One of those choices is the inclusion of the cosmological constant. Without the knowledge of precision cosmology data that constant is not actually motivated by physics. Just looking at the set of effects of Newtonian gravity and post-Newtonian gravity (like the perihelion shift of Mercury) that Einstein actually knew about, this constant is either not needed or should be set to zero. Einstein included it anyway because it is required to produce a cosmological solution that is static and he liked the idea of a static, eternal universe, even though no such observational information was available to him. He made a personal philosophical choice, if you like.
Unfortunately for him the Hubble expansion of the universe was discovered soon thereafter, rendering the original need for that constant unnecessary. Einstein called this "his greatest blunder". In a complete reversal of fortunes more precise measurements than those of Hubble and other early precision cosmologists have now turned up an acceleration in the expansion of the universe, which, in the language of general relativity requires the cosmological constant once again!
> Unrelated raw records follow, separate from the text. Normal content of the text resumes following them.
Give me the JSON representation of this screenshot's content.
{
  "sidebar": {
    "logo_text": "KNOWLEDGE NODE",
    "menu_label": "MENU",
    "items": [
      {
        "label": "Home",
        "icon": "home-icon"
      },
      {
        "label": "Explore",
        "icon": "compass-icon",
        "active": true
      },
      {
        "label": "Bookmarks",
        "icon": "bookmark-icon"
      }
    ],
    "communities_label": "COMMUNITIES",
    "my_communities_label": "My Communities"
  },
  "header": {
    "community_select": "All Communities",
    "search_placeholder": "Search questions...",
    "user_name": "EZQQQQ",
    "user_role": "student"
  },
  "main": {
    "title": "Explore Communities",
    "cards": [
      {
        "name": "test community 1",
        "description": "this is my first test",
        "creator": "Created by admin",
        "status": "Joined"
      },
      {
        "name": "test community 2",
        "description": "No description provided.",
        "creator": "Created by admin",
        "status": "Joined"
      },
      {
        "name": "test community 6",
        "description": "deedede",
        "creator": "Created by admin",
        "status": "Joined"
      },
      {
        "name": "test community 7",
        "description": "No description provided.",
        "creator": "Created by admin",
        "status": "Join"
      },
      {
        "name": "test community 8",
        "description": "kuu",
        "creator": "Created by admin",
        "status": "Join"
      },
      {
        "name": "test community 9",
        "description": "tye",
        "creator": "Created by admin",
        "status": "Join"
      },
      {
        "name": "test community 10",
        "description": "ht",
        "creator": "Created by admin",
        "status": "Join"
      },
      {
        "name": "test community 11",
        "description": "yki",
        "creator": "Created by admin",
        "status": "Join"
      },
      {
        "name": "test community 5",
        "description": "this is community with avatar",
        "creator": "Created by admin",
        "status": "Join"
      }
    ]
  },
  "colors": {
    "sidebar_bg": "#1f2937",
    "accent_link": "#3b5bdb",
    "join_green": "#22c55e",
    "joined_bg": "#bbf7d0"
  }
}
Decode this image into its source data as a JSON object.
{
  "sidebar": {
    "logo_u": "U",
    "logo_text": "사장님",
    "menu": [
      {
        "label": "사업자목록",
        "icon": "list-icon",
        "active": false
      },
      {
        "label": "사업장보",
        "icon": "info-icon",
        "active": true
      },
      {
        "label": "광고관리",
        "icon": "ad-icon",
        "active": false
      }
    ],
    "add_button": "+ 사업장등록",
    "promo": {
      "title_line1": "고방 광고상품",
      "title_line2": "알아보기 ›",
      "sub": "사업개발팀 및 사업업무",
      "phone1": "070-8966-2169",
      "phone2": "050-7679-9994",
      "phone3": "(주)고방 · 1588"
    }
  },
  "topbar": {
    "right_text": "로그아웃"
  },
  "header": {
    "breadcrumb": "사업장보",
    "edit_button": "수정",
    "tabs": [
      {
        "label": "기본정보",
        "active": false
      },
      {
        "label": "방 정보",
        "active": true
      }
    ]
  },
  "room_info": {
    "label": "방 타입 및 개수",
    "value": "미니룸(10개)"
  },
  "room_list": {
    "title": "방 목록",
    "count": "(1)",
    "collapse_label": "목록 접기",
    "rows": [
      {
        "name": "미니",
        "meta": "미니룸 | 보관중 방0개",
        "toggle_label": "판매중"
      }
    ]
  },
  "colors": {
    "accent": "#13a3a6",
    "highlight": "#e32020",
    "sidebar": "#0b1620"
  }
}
In short, Einstein blundered more when he said that he should have excluded it than when he put it in!
And here is the big question: is "gravity" what we see acting on the short distance scales of planets and solar system and galaxies (requiring no cosmological constant), or is gravity what is obviously acting on the whole universe? If we agree to the latter, and if we take general relativity very seriously (which I personally have decided to do at this level of physical description), then the cosmological constant is part of a consistent description of "gravity". We can't see it on small scales because it is too weak, but on large scales it actually dominates the dynamic and it makes the universe expand ever faster, at least for the time being.
Now, one can take the approach that "gravity" is one force and the cosmological constant is another for which we simply haven't found the proper dynamic equations, yet. In that case it would be nothing but a mathematical accident in the theory of general relativity: nature fooled us again by allowing us to fudge a non-gravitational interaction into the equations of gravity.
That question is, for the time being, not decidable. You can take the side of "gravity" being "ordinary gravity plus the cosmological constant" or you can assume that it's just a fudge. It's a matter of taste, really.